According to scientists, given the rapid pace of climate change, trees adaptation with such long generation times appears unlikely to enable persistence in most species.
The actual drought level and global warming are threatening many species mainly flora where trees struggle to survive, but predicting the damage that cause these changes is complicated.
Understanding how the diversity of tree species will be affected by future droughts requires a detailed knowledge of how the functions of different species interact with their environment. Temperature and atmospheric CO2 concentration are fundamental elements that affect the water relations of all tree species, and the rapid rise in both of these potent environmental drivers has the potential to markedly change the way trees behave during drought season.
The future of many forest systems will be dictated by how these atmospheric changes interact with tree function.
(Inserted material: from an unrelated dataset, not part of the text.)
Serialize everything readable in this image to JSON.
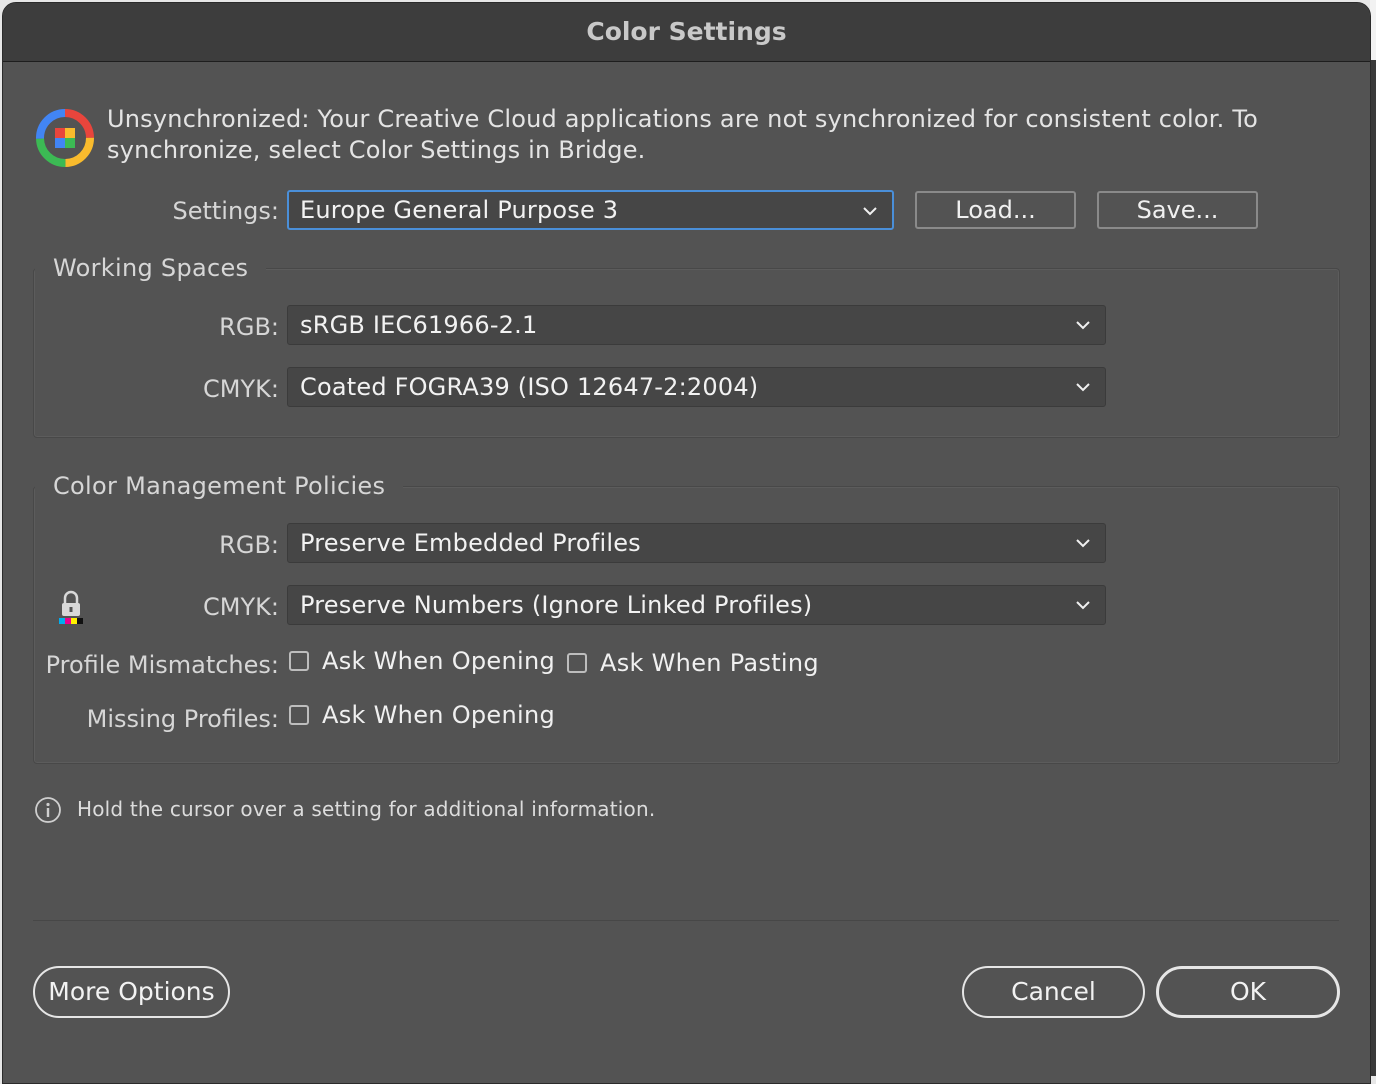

Hence, any increase in the rate of soil drying caused by elevated temperatures is likely to lead to increasing damage to standing forests during drought.
The extremely rapid pace of climate change caused enormous instability into the mortality rates of global forests and most models predict major damage to forests in the next century if current climate trajectories are not ameliorated.
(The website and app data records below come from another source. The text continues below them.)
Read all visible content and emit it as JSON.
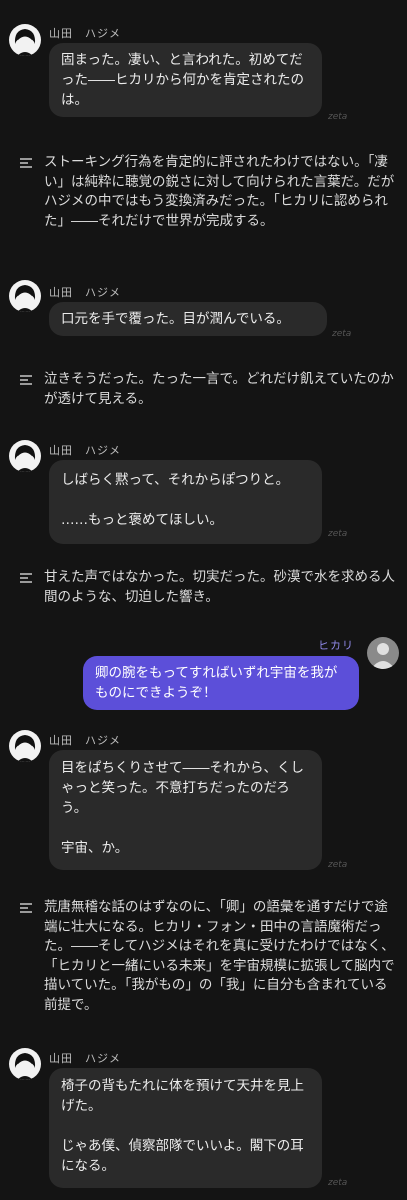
{
  "character": {
    "name": "山田　ハジメ"
  },
  "user": {
    "name": "ヒカリ",
    "accent": "#5c4fd9"
  },
  "watermark": "zeta",
  "messages": [
    {
      "text": "固まった。凄い、と言われた。初めてだった――ヒカリから何かを肯定されたのは。"
    },
    {
      "text": "口元を手で覆った。目が潤んでいる。"
    },
    {
      "text": "しばらく黙って、それからぽつりと。\n\n……もっと褒めてほしい。"
    },
    {
      "text": "目をぱちくりさせて――それから、くしゃっと笑った。不意打ちだったのだろう。\n\n宇宙、か。"
    },
    {
      "text": "椅子の背もたれに体を預けて天井を見上げた。\n\nじゃあ僕、偵察部隊でいいよ。閣下の耳になる。"
    }
  ],
  "narrations": [
    "ストーキング行為を肯定的に評されたわけではない。「凄い」は純粋に聴覚の鋭さに対して向けられた言葉だ。だがハジメの中ではもう変換済みだった。「ヒカリに認められた」――それだけで世界が完成する。",
    "泣きそうだった。たった一言で。どれだけ飢えていたのかが透けて見える。",
    "甘えた声ではなかった。切実だった。砂漠で水を求める人間のような、切迫した響き。",
    "荒唐無稽な話のはずなのに、「卿」の語彙を通すだけで途端に壮大になる。ヒカリ・フォン・田中の言語魔術だった。――そしてハジメはそれを真に受けたわけではなく、「ヒカリと一緒にいる未来」を宇宙規模に拡張して脳内で描いていた。「我がもの」の「我」に自分も含まれている前提で。"
  ],
  "user_message": {
    "text": "卿の腕をもってすればいずれ宇宙を我がものにできようぞ！"
  }
}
Debate still remains as to the magnitude of stabilizing forces, such as tree acclimation and positive CO2-associated effects on water use, but most observational data suggest that forest decline is well under way.
Future improvements in physiological understanding and dynamic-monitoring are needed to improve the prediction of trees survival ; however, changes in community structure and ecology are crucial.
- According to Timothy J. Brodribb and his team, the avoidance of local extinction in tree species could be possible by two non–mutually exclusive mechanisms:
Migration tracking the ecological niches to which they are adapted.
- Adaptation and acclimation to novel climate conditions and persistence within their current range.
Species distribution models based on climatic envelopes have predicted pronounced range shifts in tree populations over the next century; however, this mechanism of survival is contingent on the capacity of species to achieve rapid migration, and few tree species are likely to disperse rapidly enough to keep pace with the current rate of climate warming.
The persistence of tree populations exposed to increased aridity in their current range will depend on adaptation and acclimation to higher intensities of plant water stress.
Given the rapid pace of climate change, adaptation of organisms with such long generation times appears unlikely to enable persistence in most species.